### Entries supplied
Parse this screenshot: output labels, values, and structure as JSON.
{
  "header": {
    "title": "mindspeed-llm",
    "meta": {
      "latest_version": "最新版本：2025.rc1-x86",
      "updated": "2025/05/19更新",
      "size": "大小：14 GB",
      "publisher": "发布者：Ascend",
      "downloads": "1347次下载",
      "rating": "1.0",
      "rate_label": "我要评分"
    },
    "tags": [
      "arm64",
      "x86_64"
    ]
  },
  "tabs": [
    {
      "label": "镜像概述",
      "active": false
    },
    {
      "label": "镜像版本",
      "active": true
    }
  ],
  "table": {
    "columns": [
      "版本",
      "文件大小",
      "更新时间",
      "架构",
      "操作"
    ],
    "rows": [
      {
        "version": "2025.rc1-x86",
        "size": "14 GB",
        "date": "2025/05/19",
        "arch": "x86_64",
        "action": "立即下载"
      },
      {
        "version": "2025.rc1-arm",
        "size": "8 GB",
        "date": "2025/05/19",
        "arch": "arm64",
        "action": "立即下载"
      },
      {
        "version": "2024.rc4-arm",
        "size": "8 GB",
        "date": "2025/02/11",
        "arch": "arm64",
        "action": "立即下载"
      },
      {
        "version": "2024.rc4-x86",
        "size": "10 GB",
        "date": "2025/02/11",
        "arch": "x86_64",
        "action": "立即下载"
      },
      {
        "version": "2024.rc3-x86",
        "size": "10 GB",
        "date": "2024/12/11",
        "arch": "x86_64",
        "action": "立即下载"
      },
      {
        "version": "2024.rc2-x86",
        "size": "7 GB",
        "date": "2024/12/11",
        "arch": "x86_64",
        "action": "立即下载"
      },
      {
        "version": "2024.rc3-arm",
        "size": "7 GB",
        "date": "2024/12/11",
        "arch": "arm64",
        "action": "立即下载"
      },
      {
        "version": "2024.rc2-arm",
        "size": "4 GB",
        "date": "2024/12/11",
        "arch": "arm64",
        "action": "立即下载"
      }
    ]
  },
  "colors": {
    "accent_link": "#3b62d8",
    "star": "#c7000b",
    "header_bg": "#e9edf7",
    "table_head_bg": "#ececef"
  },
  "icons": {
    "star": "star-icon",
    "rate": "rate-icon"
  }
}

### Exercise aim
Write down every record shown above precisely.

### Finished exercise
Parse this screenshot: output labels, values, and structure as JSON.
{
  "header": {
    "title": "mindspeed-llm",
    "meta": {
      "latest_version": "最新版本：2025.rc1-x86",
      "updated": "2025/05/19更新",
      "size": "大小：14 GB",
      "publisher": "发布者：Ascend",
      "downloads": "1347次下载",
      "rating": "1.0",
      "rate_label": "我要评分"
    },
    "tags": [
      "arm64",
      "x86_64"
    ]
  },
  "tabs": [
    {
      "label": "镜像概述",
      "active": false
    },
    {
      "label": "镜像版本",
      "active": true
    }
  ],
  "table": {
    "columns": [
      "版本",
      "文件大小",
      "更新时间",
      "架构",
      "操作"
    ],
    "rows": [
      {
        "version": "2025.rc1-x86",
        "size": "14 GB",
        "date": "2025/05/19",
        "arch": "x86_64",
        "action": "立即下载"
      },
      {
        "version": "2025.rc1-arm",
        "size": "8 GB",
        "date": "2025/05/19",
        "arch": "arm64",
        "action": "立即下载"
      },
      {
        "version": "2024.rc4-arm",
        "size": "8 GB",
        "date": "2025/02/11",
        "arch": "arm64",
        "action": "立即下载"
      },
      {
        "version": "2024.rc4-x86",
        "size": "10 GB",
        "date": "2025/02/11",
        "arch": "x86_64",
        "action": "立即下载"
      },
      {
        "version": "2024.rc3-x86",
        "size": "10 GB",
        "date": "2024/12/11",
        "arch": "x86_64",
        "action": "立即下载"
      },
      {
        "version": "2024.rc2-x86",
        "size": "7 GB",
        "date": "2024/12/11",
        "arch": "x86_64",
        "action": "立即下载"
      },
      {
        "version": "2024.rc3-arm",
        "size": "7 GB",
        "date": "2024/12/11",
        "arch": "arm64",
        "action": "立即下载"
      },
      {
        "version": "2024.rc2-arm",
        "size": "4 GB",
        "date": "2024/12/11",
        "arch": "arm64",
        "action": "立即下载"
      }
    ]
  },
  "colors": {
    "accent_link": "#3b62d8",
    "star": "#c7000b",
    "header_bg": "#e9edf7",
    "table_head_bg": "#ececef"
  },
  "icons": {
    "star": "star-icon",
    "rate": "rate-icon"
  }
}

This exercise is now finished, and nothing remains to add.